→ **What you are asked to do**: Using the material below, write out every entry exactly.

*** Provided records Section Begins ***

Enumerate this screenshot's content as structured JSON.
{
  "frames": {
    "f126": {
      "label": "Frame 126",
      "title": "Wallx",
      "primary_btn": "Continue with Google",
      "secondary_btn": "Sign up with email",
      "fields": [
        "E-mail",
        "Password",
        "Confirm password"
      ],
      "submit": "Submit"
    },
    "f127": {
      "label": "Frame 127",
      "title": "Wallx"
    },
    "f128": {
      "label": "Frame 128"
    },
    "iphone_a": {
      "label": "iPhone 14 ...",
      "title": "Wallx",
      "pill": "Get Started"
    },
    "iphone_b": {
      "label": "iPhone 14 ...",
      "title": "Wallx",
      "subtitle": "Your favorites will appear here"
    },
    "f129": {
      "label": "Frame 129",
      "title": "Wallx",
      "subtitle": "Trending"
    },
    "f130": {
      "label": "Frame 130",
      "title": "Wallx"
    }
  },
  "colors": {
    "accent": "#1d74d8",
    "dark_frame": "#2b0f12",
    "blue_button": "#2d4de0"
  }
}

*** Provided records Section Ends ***

→ **Result of the exercise**:
Enumerate this screenshot's content as structured JSON.
{
  "frames": {
    "f126": {
      "label": "Frame 126",
      "title": "Wallx",
      "primary_btn": "Continue with Google",
      "secondary_btn": "Sign up with email",
      "fields": [
        "E-mail",
        "Password",
        "Confirm password"
      ],
      "submit": "Submit"
    },
    "f127": {
      "label": "Frame 127",
      "title": "Wallx"
    },
    "f128": {
      "label": "Frame 128"
    },
    "iphone_a": {
      "label": "iPhone 14 ...",
      "title": "Wallx",
      "pill": "Get Started"
    },
    "iphone_b": {
      "label": "iPhone 14 ...",
      "title": "Wallx",
      "subtitle": "Your favorites will appear here"
    },
    "f129": {
      "label": "Frame 129",
      "title": "Wallx",
      "subtitle": "Trending"
    },
    "f130": {
      "label": "Frame 130",
      "title": "Wallx"
    }
  },
  "colors": {
    "accent": "#1d74d8",
    "dark_frame": "#2b0f12",
    "blue_button": "#2d4de0"
  }
}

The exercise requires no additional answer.